A new tech term has started popping up in all of the standard industry rags – SOA, or _Service-Oriented Architecture_. The problem is that for some reason the rag writers never seem to want to define what SOA means (I hate when they do that). I finally find a good intro article on SOA on the JavaWorld web site. Lo and behold – SOA is simply the combination of the venerable message-bus architecture with the newer XML-based web services (SOAP, WSDL, UDDI).
Welcome back to the 1980s. 🙂

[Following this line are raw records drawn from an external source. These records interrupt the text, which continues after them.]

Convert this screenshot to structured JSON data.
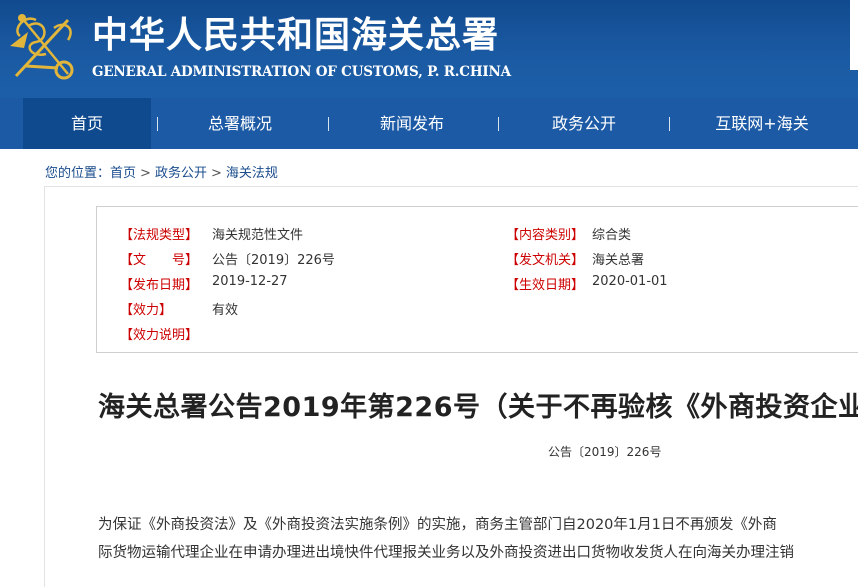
{
  "header": {
    "title": "中华人民共和国海关总署",
    "subtitle": "GENERAL ADMINISTRATION OF CUSTOMS, P. R.CHINA",
    "emblem_icon": "customs-emblem-icon"
  },
  "nav": {
    "items": [
      {
        "label": "首页",
        "active": true
      },
      {
        "label": "总署概况"
      },
      {
        "label": "新闻发布"
      },
      {
        "label": "政务公开"
      },
      {
        "label": "互联网+海关"
      }
    ],
    "separator": "|"
  },
  "breadcrumb": {
    "prefix": "您的位置：",
    "items": [
      "首页",
      "政务公开",
      "海关法规"
    ],
    "sep": ">"
  },
  "meta": {
    "type_label": "【法规类型】",
    "type_value": "海关规范性文件",
    "category_label": "【内容类别】",
    "category_value": "综合类",
    "docno_label": "【文　　号】",
    "docno_value": "公告〔2019〕226号",
    "issuer_label": "【发文机关】",
    "issuer_value": "海关总署",
    "pubdate_label": "【发布日期】",
    "pubdate_value": "2019-12-27",
    "effdate_label": "【生效日期】",
    "effdate_value": "2020-01-01",
    "validity_label": "【效力】",
    "validity_value": "有效",
    "validity_note_label": "【效力说明】"
  },
  "article": {
    "title": "海关总署公告2019年第226号（关于不再验核《外商投资企业",
    "doc_number": "公告〔2019〕226号",
    "paragraph_line1": "为保证《外商投资法》及《外商投资法实施条例》的实施，商务主管部门自2020年1月1日不再颁发《外商",
    "paragraph_line2": "际货物运输代理企业在申请办理进出境快件代理报关业务以及外商投资进出口货物收发货人在向海关办理注销"
  },
  "colors": {
    "header_blue": "#1a5aa3",
    "nav_blue": "#1d5aa5",
    "active_nav": "#0f4a8f",
    "label_red": "#cc0000",
    "link_blue": "#1a4c8e"
  }
}
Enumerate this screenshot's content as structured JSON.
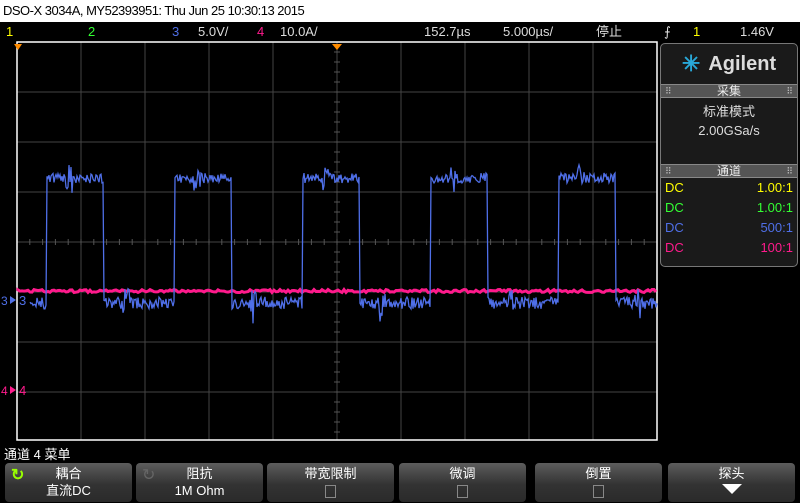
{
  "title": "DSO-X 3034A, MY52393951: Thu Jun 25 10:30:13 2015",
  "status": {
    "ch1": "1",
    "ch2": "2",
    "ch3": "3",
    "ch3_scale": "5.0V/",
    "ch4": "4",
    "ch4_scale": "10.0A/",
    "delay": "152.7µs",
    "timebase": "5.000µs/",
    "run_state": "停止",
    "trigger_icon": "rising-edge-icon",
    "trigger_source": "1",
    "trigger_level": "1.46V"
  },
  "colors": {
    "ch1": "#ffff00",
    "ch2": "#33ff33",
    "ch3": "#4f6fe8",
    "ch4": "#ff1a8c",
    "grid": "#444444"
  },
  "markers": {
    "ch3": "3",
    "ch4": "4"
  },
  "panel": {
    "brand": "Agilent",
    "acq_header": "采集",
    "acq_mode": "标准模式",
    "sample_rate": "2.00GSa/s",
    "ch_header": "通道",
    "channels": [
      {
        "coupling": "DC",
        "probe": "1.00:1"
      },
      {
        "coupling": "DC",
        "probe": "1.00:1"
      },
      {
        "coupling": "DC",
        "probe": "500:1"
      },
      {
        "coupling": "DC",
        "probe": "100:1"
      }
    ]
  },
  "menu_title": "通道 4 菜单",
  "softkeys": [
    {
      "label": "耦合",
      "value": "直流DC"
    },
    {
      "label": "阻抗",
      "value": "1M Ohm"
    },
    {
      "label": "带宽限制",
      "value": ""
    },
    {
      "label": "微调",
      "value": ""
    },
    {
      "label": "倒置",
      "value": ""
    },
    {
      "label": "探头",
      "value": ""
    }
  ]
}
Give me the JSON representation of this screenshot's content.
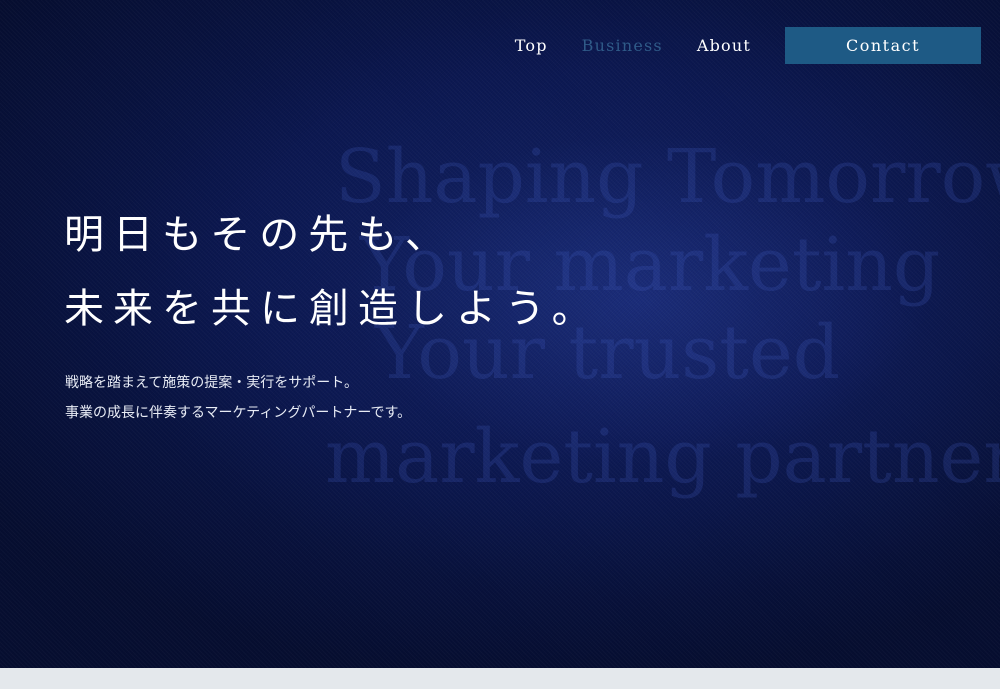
{
  "nav": {
    "items": [
      {
        "label": "Top",
        "active": false
      },
      {
        "label": "Business",
        "active": true
      },
      {
        "label": "About",
        "active": false
      }
    ],
    "contact_label": "Contact"
  },
  "hero": {
    "headline_line1": "明日もその先も、",
    "headline_line2": "未来を共に創造しよう。",
    "lead_line1": "戦略を踏まえて施策の提案・実行をサポート。",
    "lead_line2": "事業の成長に伴奏するマーケティングパートナーです。",
    "background_lines": [
      "Shaping Tomorrow",
      "Your marketing",
      "Your trusted",
      "marketing partner."
    ]
  },
  "colors": {
    "hero_bg": "#0b1750",
    "accent_button": "#1e5a85",
    "nav_active": "#2f5a88",
    "bottom_band": "#e4e8ec"
  }
}
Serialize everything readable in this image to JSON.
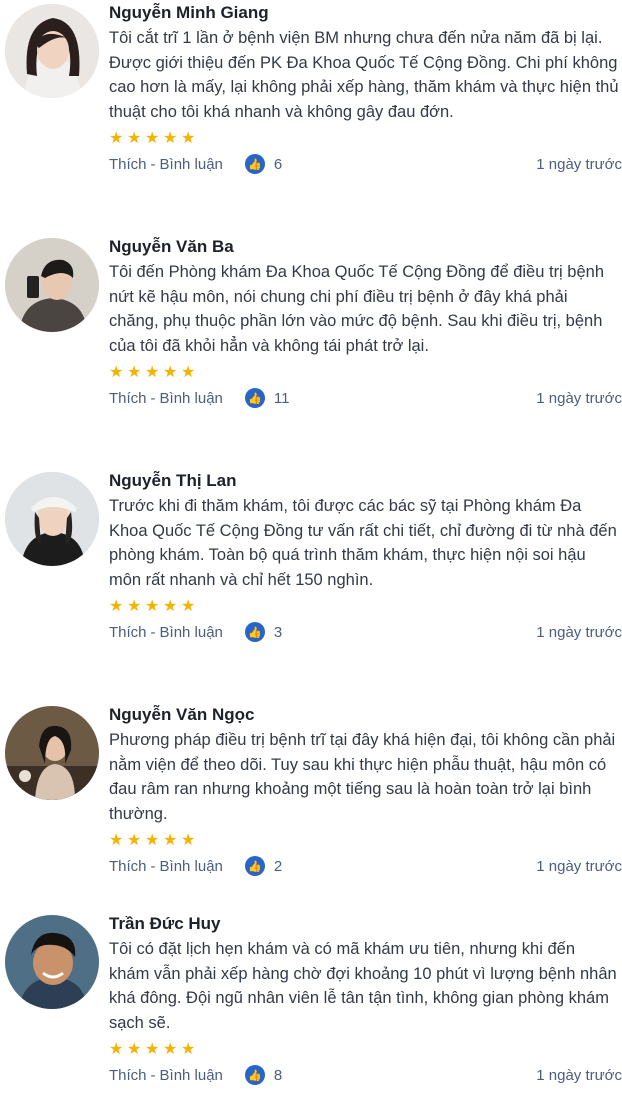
{
  "reviews": [
    {
      "name": "Nguyễn Minh Giang",
      "text": "Tôi cắt trĩ 1 lần ở bệnh viện BM nhưng chưa đến nửa năm đã bị lại. Được giới thiệu đến PK Đa Khoa Quốc Tế Cộng Đồng. Chi phí không cao hơn là mấy, lại không phải xếp hàng, thăm khám và thực hiện thủ thuật cho tôi khá nhanh và không gây đau đớn.",
      "rating": 5,
      "like_label": "Thích",
      "comment_label": "Bình luận",
      "likes": "6",
      "time": "1 ngày trước"
    },
    {
      "name": "Nguyễn Văn Ba",
      "text": "Tôi đến Phòng khám Đa Khoa Quốc Tế Cộng Đồng để điều trị bệnh nứt kẽ hậu môn, nói chung chi phí điều trị bệnh ở đây khá phải chăng, phụ thuộc phần lớn vào mức độ bệnh. Sau khi điều trị, bệnh của tôi đã khỏi hẳn và không tái phát trở lại.",
      "rating": 5,
      "like_label": "Thích",
      "comment_label": "Bình luận",
      "likes": "11",
      "time": "1 ngày trước"
    },
    {
      "name": "Nguyễn Thị Lan",
      "text": "Trước khi đi thăm khám, tôi được các bác sỹ tại Phòng khám Đa Khoa Quốc Tế Cộng Đồng tư vấn rất chi tiết, chỉ đường đi từ nhà đến phòng khám. Toàn bộ quá trình thăm khám, thực hiện nội soi hậu môn rất nhanh và chỉ hết 150 nghìn.",
      "rating": 5,
      "like_label": "Thích",
      "comment_label": "Bình luận",
      "likes": "3",
      "time": "1 ngày trước"
    },
    {
      "name": "Nguyễn Văn Ngọc",
      "text": "Phương pháp điều trị bệnh trĩ tại đây khá hiện đại, tôi không cần phải nằm viện để theo dõi. Tuy sau khi thực hiện phẫu thuật, hậu môn có đau râm ran nhưng khoảng một tiếng sau là hoàn toàn trở lại bình thường.",
      "rating": 5,
      "like_label": "Thích",
      "comment_label": "Bình luận",
      "likes": "2",
      "time": "1 ngày trước"
    },
    {
      "name": "Trần Đức Huy",
      "text": "Tôi có đặt lịch hẹn khám và có mã khám ưu tiên, nhưng khi đến khám vẫn phải xếp hàng chờ đợi khoảng 10 phút vì lượng bệnh nhân khá đông. Đội ngũ nhân viên lễ tân tận tình, không gian phòng khám sạch sẽ.",
      "rating": 5,
      "like_label": "Thích",
      "comment_label": "Bình luận",
      "likes": "8",
      "time": "1 ngày trước"
    }
  ],
  "separator": "-",
  "colors": {
    "star": "#f5b301",
    "like_badge": "#2766c8",
    "action_text": "#4b5e7d"
  },
  "icons": {
    "star": "star-icon",
    "like": "thumbs-up-icon"
  }
}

bq.. Service-oriented architecture (SOA) is an evolution of distributed computing based on the request/reply design paradigm for synchronous and asynchronous applications. An application’s business logic or individual functions are modularized and presented as services for consumer/client applications. What’s key to these services is their loosely coupled nature; i.e., the service interface is independent of the implementation. Application developers or system integrators can build applications by composing one or more services without knowing the services’ underlying implementations. For example, a service can be implemented either in .Net or J2EE, and the application consuming the service can be on a different platform or language.